What the task requires:
Which lines of the records contain "label"? Collect every one of them.

Given entries section start

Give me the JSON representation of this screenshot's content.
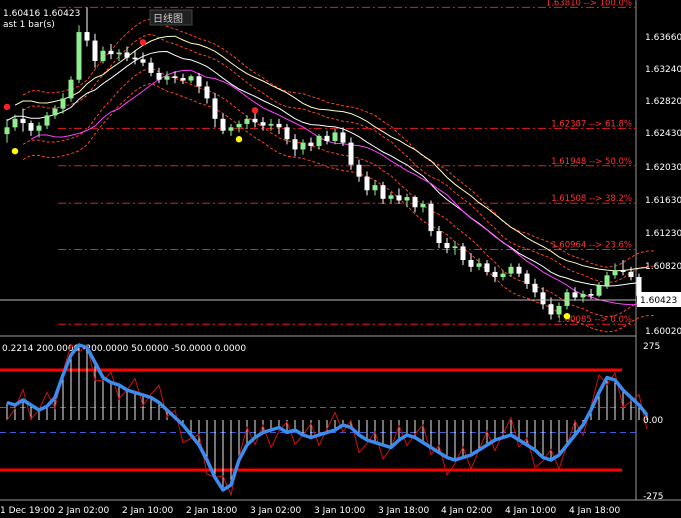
{
  "header": {
    "price_info": "1.60416 1.60423",
    "bars_info": "ast 1 bar(s)",
    "timeframe_tag": "日线图"
  },
  "current_price": "1.60423",
  "price_ticks": [
    "1.63660",
    "1.63240",
    "1.62820",
    "1.62430",
    "1.62030",
    "1.61630",
    "1.61230",
    "1.60820",
    "1.60020"
  ],
  "fib_levels": [
    {
      "label": "1.63810 --> 100.0%"
    },
    {
      "label": "1.62387 --> 61.8%"
    },
    {
      "label": "1.61948 --> 50.0%"
    },
    {
      "label": "1.61508 --> 38.2%"
    },
    {
      "label": "1.60964 --> 23.6%"
    },
    {
      "label": "1.60085 --> 0.0%"
    }
  ],
  "indicator": {
    "info": "0.2214 200.0000 -200.0000 50.0000 -50.0000 0.0000",
    "ticks": [
      "275",
      "0.00",
      "-275"
    ]
  },
  "time_axis": [
    "1 Dec 19:00",
    "2 Jan 02:00",
    "2 Jan 10:00",
    "2 Jan 18:00",
    "3 Jan 02:00",
    "3 Jan 10:00",
    "3 Jan 18:00",
    "4 Jan 02:00",
    "4 Jan 10:00",
    "4 Jan 18:00"
  ],
  "colors": {
    "bull": "#90ee90",
    "bear": "#ffffff",
    "fib": "#e02020",
    "envelope": "#ff4020",
    "band_outer": "#ffffc0",
    "band_lower": "#ff40ff",
    "cci": "#3c8cf0",
    "cci_fast": "#d01010",
    "level": "#ff0000",
    "dash": "#3b5fdc"
  },
  "chart_data": {
    "type": "candlestick",
    "price_ylim": [
      1.5997,
      1.6385
    ],
    "candles": [
      [
        1.6232,
        1.625,
        1.6222,
        1.624
      ],
      [
        1.624,
        1.6255,
        1.6236,
        1.625
      ],
      [
        1.625,
        1.6262,
        1.6235,
        1.6245
      ],
      [
        1.6245,
        1.6248,
        1.623,
        1.6236
      ],
      [
        1.6236,
        1.6246,
        1.6228,
        1.6242
      ],
      [
        1.6242,
        1.6258,
        1.6238,
        1.6254
      ],
      [
        1.6254,
        1.6266,
        1.625,
        1.6262
      ],
      [
        1.6262,
        1.628,
        1.6256,
        1.6274
      ],
      [
        1.6274,
        1.63,
        1.627,
        1.6296
      ],
      [
        1.6296,
        1.636,
        1.6292,
        1.6352
      ],
      [
        1.6352,
        1.6381,
        1.6335,
        1.6342
      ],
      [
        1.6342,
        1.635,
        1.631,
        1.6318
      ],
      [
        1.6318,
        1.6335,
        1.6315,
        1.633
      ],
      [
        1.633,
        1.6338,
        1.632,
        1.6326
      ],
      [
        1.6326,
        1.6332,
        1.6318,
        1.6328
      ],
      [
        1.6328,
        1.6335,
        1.6318,
        1.6322
      ],
      [
        1.6322,
        1.633,
        1.6314,
        1.632
      ],
      [
        1.632,
        1.6328,
        1.6312,
        1.6316
      ],
      [
        1.6316,
        1.6322,
        1.63,
        1.6304
      ],
      [
        1.6304,
        1.631,
        1.6292,
        1.6296
      ],
      [
        1.6296,
        1.6306,
        1.629,
        1.63
      ],
      [
        1.63,
        1.6306,
        1.6292,
        1.6298
      ],
      [
        1.6298,
        1.6303,
        1.6291,
        1.6295
      ],
      [
        1.6295,
        1.6302,
        1.6292,
        1.63
      ],
      [
        1.63,
        1.6304,
        1.628,
        1.6288
      ],
      [
        1.6288,
        1.6294,
        1.6268,
        1.6274
      ],
      [
        1.6274,
        1.628,
        1.624,
        1.625
      ],
      [
        1.625,
        1.6256,
        1.6232,
        1.6236
      ],
      [
        1.6236,
        1.6244,
        1.623,
        1.624
      ],
      [
        1.624,
        1.6248,
        1.6234,
        1.6244
      ],
      [
        1.6244,
        1.6254,
        1.6238,
        1.625
      ],
      [
        1.625,
        1.6258,
        1.624,
        1.6246
      ],
      [
        1.6246,
        1.6252,
        1.6236,
        1.6242
      ],
      [
        1.6242,
        1.625,
        1.6236,
        1.6244
      ],
      [
        1.6244,
        1.625,
        1.6232,
        1.624
      ],
      [
        1.624,
        1.6244,
        1.622,
        1.6226
      ],
      [
        1.6226,
        1.6232,
        1.6206,
        1.6214
      ],
      [
        1.6214,
        1.6226,
        1.6208,
        1.6222
      ],
      [
        1.6222,
        1.6228,
        1.6212,
        1.6218
      ],
      [
        1.6218,
        1.6232,
        1.6214,
        1.623
      ],
      [
        1.623,
        1.6236,
        1.622,
        1.6224
      ],
      [
        1.6224,
        1.6238,
        1.622,
        1.6234
      ],
      [
        1.6234,
        1.624,
        1.6218,
        1.6222
      ],
      [
        1.6222,
        1.6228,
        1.619,
        1.6196
      ],
      [
        1.6196,
        1.6202,
        1.6176,
        1.6182
      ],
      [
        1.6182,
        1.6188,
        1.616,
        1.6166
      ],
      [
        1.6166,
        1.6178,
        1.616,
        1.6172
      ],
      [
        1.6172,
        1.6176,
        1.615,
        1.6156
      ],
      [
        1.6156,
        1.6164,
        1.615,
        1.616
      ],
      [
        1.616,
        1.6168,
        1.615,
        1.6154
      ],
      [
        1.6154,
        1.6162,
        1.6146,
        1.6158
      ],
      [
        1.6158,
        1.616,
        1.614,
        1.6146
      ],
      [
        1.6146,
        1.6154,
        1.614,
        1.615
      ],
      [
        1.615,
        1.6154,
        1.6112,
        1.6118
      ],
      [
        1.6118,
        1.6124,
        1.6098,
        1.6104
      ],
      [
        1.6104,
        1.611,
        1.6092,
        1.6098
      ],
      [
        1.6098,
        1.6106,
        1.609,
        1.61
      ],
      [
        1.61,
        1.6104,
        1.6078,
        1.6084
      ],
      [
        1.6084,
        1.6092,
        1.607,
        1.6076
      ],
      [
        1.6076,
        1.6086,
        1.6072,
        1.608
      ],
      [
        1.608,
        1.6084,
        1.6066,
        1.607
      ],
      [
        1.607,
        1.6076,
        1.6058,
        1.6064
      ],
      [
        1.6064,
        1.6072,
        1.606,
        1.6068
      ],
      [
        1.6068,
        1.608,
        1.6064,
        1.6076
      ],
      [
        1.6076,
        1.608,
        1.6064,
        1.6068
      ],
      [
        1.6068,
        1.6072,
        1.605,
        1.6056
      ],
      [
        1.6056,
        1.6062,
        1.604,
        1.6046
      ],
      [
        1.6046,
        1.6052,
        1.6026,
        1.6032
      ],
      [
        1.6032,
        1.604,
        1.6014,
        1.602
      ],
      [
        1.602,
        1.6034,
        1.6016,
        1.603
      ],
      [
        1.603,
        1.605,
        1.6026,
        1.6046
      ],
      [
        1.6046,
        1.6052,
        1.6036,
        1.604
      ],
      [
        1.604,
        1.6048,
        1.6034,
        1.6044
      ],
      [
        1.6044,
        1.605,
        1.6038,
        1.6042
      ],
      [
        1.6042,
        1.6058,
        1.604,
        1.6054
      ],
      [
        1.6054,
        1.607,
        1.605,
        1.6066
      ],
      [
        1.6066,
        1.608,
        1.6062,
        1.6072
      ],
      [
        1.6072,
        1.6084,
        1.6066,
        1.607
      ],
      [
        1.607,
        1.6076,
        1.606,
        1.6064
      ],
      [
        1.6064,
        1.6068,
        1.6036,
        1.6042
      ]
    ],
    "dots": [
      {
        "i": 1,
        "price": 1.6212,
        "color": "#ffff00"
      },
      {
        "i": 0,
        "price": 1.6264,
        "color": "#ff2020"
      },
      {
        "i": 17,
        "price": 1.634,
        "color": "#ff2020"
      },
      {
        "i": 29,
        "price": 1.6226,
        "color": "#ffff00"
      },
      {
        "i": 31,
        "price": 1.626,
        "color": "#ff2020"
      },
      {
        "i": 70,
        "price": 1.6018,
        "color": "#ffff00"
      }
    ],
    "cci_ylim": [
      -300,
      300
    ],
    "cci_levels": [
      200,
      -200
    ],
    "cci_dash": [
      50,
      -50
    ],
    "cci": [
      70,
      60,
      80,
      60,
      40,
      55,
      90,
      180,
      260,
      300,
      290,
      230,
      170,
      150,
      140,
      120,
      110,
      100,
      90,
      70,
      40,
      10,
      -20,
      -60,
      -100,
      -160,
      -230,
      -280,
      -260,
      -160,
      -100,
      -70,
      -50,
      -40,
      -30,
      -50,
      -40,
      -60,
      -70,
      -60,
      -50,
      -40,
      -20,
      -30,
      -60,
      -80,
      -90,
      -100,
      -110,
      -80,
      -60,
      -70,
      -90,
      -110,
      -130,
      -150,
      -160,
      -150,
      -140,
      -120,
      -100,
      -80,
      -70,
      -60,
      -80,
      -100,
      -120,
      -150,
      -160,
      -140,
      -100,
      -60,
      -20,
      40,
      110,
      170,
      160,
      120,
      90,
      60,
      20
    ]
  }
}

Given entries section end

Answer to the exercise:
      "label": "1.63810 --> 100.0%"
      "label": "1.62387 --> 61.8%"
      "label": "1.61948 --> 50.0%"
      "label": "1.61508 --> 38.2%"
      "label": "1.60964 --> 23.6%"
      "label": "1.60085 --> 0.0%"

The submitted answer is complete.